• SUPPLIED MATERIAL:
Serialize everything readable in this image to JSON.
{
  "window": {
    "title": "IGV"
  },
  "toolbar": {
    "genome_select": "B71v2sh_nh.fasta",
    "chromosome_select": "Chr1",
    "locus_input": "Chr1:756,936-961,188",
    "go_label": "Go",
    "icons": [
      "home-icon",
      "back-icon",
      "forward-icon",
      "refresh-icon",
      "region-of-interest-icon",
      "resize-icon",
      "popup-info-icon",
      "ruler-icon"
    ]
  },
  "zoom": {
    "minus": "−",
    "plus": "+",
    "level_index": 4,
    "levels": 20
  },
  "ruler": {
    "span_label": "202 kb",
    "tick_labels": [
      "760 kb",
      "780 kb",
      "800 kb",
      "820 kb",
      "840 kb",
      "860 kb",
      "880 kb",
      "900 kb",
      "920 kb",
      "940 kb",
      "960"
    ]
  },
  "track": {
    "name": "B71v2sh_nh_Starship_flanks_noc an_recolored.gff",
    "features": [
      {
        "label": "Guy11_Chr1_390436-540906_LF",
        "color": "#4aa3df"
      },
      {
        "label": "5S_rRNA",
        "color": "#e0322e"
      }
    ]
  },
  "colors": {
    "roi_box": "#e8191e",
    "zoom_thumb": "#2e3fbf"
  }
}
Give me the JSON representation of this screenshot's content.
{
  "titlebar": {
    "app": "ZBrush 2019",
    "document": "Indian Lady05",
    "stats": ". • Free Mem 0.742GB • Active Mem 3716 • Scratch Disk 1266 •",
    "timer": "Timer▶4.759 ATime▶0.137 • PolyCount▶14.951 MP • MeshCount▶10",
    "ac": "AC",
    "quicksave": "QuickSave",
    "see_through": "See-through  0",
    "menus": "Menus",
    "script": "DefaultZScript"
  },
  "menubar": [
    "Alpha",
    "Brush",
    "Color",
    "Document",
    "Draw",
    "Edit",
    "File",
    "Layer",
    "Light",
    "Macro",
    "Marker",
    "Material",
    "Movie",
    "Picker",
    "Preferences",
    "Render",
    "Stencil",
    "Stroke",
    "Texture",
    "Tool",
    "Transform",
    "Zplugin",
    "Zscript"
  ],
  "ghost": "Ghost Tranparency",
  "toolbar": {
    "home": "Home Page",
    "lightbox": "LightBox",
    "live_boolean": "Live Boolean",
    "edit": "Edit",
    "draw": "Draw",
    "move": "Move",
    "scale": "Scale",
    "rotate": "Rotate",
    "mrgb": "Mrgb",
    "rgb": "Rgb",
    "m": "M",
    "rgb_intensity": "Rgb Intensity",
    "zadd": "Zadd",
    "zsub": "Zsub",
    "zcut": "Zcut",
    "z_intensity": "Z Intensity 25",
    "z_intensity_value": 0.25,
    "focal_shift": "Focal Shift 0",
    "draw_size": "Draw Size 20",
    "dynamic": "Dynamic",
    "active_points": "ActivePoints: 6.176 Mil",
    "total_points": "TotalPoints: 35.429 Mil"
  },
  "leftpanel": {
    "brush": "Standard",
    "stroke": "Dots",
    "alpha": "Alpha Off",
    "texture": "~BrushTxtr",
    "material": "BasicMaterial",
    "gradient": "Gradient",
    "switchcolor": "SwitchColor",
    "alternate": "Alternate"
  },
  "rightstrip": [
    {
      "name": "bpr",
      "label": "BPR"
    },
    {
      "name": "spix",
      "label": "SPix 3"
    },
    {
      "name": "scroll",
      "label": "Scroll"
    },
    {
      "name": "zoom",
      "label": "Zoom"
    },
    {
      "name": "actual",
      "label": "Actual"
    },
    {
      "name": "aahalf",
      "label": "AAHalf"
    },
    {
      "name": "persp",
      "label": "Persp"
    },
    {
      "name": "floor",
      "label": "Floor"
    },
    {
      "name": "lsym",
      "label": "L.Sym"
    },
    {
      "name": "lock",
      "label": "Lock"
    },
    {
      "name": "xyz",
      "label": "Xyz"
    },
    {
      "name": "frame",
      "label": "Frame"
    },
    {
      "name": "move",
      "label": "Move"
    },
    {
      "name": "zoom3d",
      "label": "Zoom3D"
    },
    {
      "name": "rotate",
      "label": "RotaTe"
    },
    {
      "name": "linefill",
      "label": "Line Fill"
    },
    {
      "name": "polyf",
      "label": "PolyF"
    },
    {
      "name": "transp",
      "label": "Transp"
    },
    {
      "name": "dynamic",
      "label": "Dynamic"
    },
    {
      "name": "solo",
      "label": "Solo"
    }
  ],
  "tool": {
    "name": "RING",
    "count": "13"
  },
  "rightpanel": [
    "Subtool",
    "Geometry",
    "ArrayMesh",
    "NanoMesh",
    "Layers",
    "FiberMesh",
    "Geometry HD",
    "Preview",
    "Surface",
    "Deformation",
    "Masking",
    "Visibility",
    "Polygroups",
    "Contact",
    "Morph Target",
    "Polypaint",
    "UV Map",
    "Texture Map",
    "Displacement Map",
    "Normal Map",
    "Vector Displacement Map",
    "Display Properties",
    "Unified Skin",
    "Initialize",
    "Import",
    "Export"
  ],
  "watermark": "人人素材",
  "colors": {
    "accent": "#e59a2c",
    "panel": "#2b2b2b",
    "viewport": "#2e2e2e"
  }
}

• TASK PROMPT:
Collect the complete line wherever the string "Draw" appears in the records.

• YOUR RESPONSE:
    "Draw",
    "draw": "Draw",
    "draw_size": "Draw Size 20",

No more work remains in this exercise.